Netflix’s “Cheer” docuseries had viewers doing backflips (and other basket-toss stunts) when it premiered in January. But fans clamoring for a second season of the “Last Chance U” spinoff, which would have likely stuck with Monica Aldama’s Navarro Bulldogs cheerleading squad, lost their pep when this year’s National Championship in Daytona Beach, Florida, was canceled due to the coronavirus pandemic.
That put series director and executive producer Greg Whiteley in a tough spot as to the possibility of a second season — you know, should Netflix have ordered one, which, to borrow a metaphor from the next “Last Chance U” sport, feels like a slam dunk. (For this story, TheWrap asked a Netflix spokesperson if there has been an update on the future of “Cheer,” but we did not immediately hear back.)
“We’re still trying to figure that out,” Whiteley told TheWrap of a potential “Cheer” Season 2. “There’s enough interest in there being a subsequent season that it’d be silly for us not to explore it. But under the current conditions it’s made it complicated, I’ll say that. We’re still working through it.”

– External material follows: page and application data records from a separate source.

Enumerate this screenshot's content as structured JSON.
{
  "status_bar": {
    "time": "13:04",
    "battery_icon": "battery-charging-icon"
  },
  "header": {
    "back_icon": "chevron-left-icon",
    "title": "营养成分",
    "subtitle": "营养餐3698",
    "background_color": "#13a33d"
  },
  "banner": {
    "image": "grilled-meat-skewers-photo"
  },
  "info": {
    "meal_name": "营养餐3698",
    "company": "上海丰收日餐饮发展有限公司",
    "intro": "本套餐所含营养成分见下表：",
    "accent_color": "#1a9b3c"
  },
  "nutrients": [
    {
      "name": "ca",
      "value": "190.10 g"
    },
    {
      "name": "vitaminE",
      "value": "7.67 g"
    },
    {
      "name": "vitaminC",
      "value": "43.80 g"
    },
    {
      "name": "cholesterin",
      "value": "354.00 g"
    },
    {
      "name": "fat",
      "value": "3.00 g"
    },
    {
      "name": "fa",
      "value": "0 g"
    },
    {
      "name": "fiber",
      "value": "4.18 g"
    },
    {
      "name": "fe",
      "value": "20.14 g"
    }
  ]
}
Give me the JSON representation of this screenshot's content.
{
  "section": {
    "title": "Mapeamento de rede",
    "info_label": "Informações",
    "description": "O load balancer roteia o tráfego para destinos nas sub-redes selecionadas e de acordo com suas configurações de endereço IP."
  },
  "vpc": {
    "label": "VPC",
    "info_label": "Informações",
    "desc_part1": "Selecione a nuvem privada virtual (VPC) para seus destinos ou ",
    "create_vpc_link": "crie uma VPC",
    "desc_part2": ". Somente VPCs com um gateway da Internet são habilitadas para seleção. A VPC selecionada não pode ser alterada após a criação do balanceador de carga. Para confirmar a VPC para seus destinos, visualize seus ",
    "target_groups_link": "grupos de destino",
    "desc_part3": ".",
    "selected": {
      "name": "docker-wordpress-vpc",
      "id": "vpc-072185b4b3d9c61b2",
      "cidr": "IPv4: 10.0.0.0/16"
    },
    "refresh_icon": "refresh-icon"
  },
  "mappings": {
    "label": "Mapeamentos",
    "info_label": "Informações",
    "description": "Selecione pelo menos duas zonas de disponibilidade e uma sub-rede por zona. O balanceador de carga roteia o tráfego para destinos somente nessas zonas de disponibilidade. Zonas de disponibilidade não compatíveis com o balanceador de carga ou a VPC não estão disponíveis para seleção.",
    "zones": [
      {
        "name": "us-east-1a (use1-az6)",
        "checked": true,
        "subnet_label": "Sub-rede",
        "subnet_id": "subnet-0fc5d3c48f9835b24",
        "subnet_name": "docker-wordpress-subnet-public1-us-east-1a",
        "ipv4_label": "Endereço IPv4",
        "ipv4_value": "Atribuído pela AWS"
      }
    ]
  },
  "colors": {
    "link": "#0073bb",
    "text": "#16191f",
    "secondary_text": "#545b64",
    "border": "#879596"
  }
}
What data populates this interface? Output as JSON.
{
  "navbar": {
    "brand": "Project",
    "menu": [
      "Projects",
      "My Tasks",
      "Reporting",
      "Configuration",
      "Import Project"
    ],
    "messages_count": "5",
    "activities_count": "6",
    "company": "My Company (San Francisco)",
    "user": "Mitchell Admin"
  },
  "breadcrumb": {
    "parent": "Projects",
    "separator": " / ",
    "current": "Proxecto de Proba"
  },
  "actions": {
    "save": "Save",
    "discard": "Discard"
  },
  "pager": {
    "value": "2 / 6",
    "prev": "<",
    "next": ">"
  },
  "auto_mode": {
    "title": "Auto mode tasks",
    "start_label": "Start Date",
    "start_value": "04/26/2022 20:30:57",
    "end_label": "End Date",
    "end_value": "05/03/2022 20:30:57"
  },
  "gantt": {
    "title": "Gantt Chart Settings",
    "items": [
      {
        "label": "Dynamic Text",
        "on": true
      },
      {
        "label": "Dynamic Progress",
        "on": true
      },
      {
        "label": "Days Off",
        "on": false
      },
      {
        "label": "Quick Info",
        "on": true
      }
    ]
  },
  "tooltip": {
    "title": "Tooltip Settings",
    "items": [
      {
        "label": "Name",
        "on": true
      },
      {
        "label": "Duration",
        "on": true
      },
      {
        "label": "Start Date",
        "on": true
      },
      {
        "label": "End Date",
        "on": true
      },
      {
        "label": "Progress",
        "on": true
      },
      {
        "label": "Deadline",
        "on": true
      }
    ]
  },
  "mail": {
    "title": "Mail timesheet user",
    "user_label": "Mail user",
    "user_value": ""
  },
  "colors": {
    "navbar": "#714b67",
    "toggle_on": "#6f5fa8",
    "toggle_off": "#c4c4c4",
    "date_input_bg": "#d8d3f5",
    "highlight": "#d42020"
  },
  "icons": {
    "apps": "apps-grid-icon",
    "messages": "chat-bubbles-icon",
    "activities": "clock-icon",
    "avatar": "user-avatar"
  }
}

Season 1 of “Cheer” followed the Navarro College cheerleading team in the sleepy town of Corsicana, Texas, where they spend a semester training as hard as humanly possible for one marquee event. The team is lead by the inexhaustible Aldama, whose leadership has seen them win 13 titles since 2000. In addition to Aldama, the breakout star of the first season was alternate-turned-hero Jerry Harris and his unending enthusiasm.
In the meantime, Whiteley is occupied with next week’s debut of the fifth and final football-focused season of “Last Chance U,” which moved to Oakland, Calif. for one last blast. Netflix has also announced a spinoff of the popular junior collegiate sports series that will focus on basketball teams.
With both Whiteley series on top of mind, we also asked the documentarian if immediately found parallels between “Last Chance U” Seasons 1 and 2 breakout Brittany Wagner and beloved Bulldogs Cheer coach Aldama — and if there’s any chance he abandons the latter, a perfect reality show hero, for the potential “Cheer” Season 2.
“I feel like you have to be careful,” he said. “While there is some wisdom in leaving people wanting more, there is this temptation to go, ‘Oh my gosh, this is such a great character. We love being around them and the audience just can’t get enough of them.’ The worst thing that you could do is just say, ‘Well, of course, we just got to go back.'”
Whiteley pointed out that all good stories need an arc, and that viewers don’t want to “just repeat the same ride.”
“At the base of what we do is illustrating some sort of arc. Who is this person? What does this person want? What is their life like? What’s at stake during the time that we’re going to be filming them? And are we able to film whether or not they get what they want, or the fallout of the stakes that they don’t get what they want?” he continued. What becomes difficult is if you have filmed that already and an audience has loved it, it’s tough to duplicate it. It’s tough to just go back. But if you do go back, you better be willing to dig a little bit deeper so that there is an arc that you can arrive at that will be pleasing for an audience.”
Check back with TheWrap next week for more from our conversation with Whiteley, as we preview “Last Chance U” Season 5.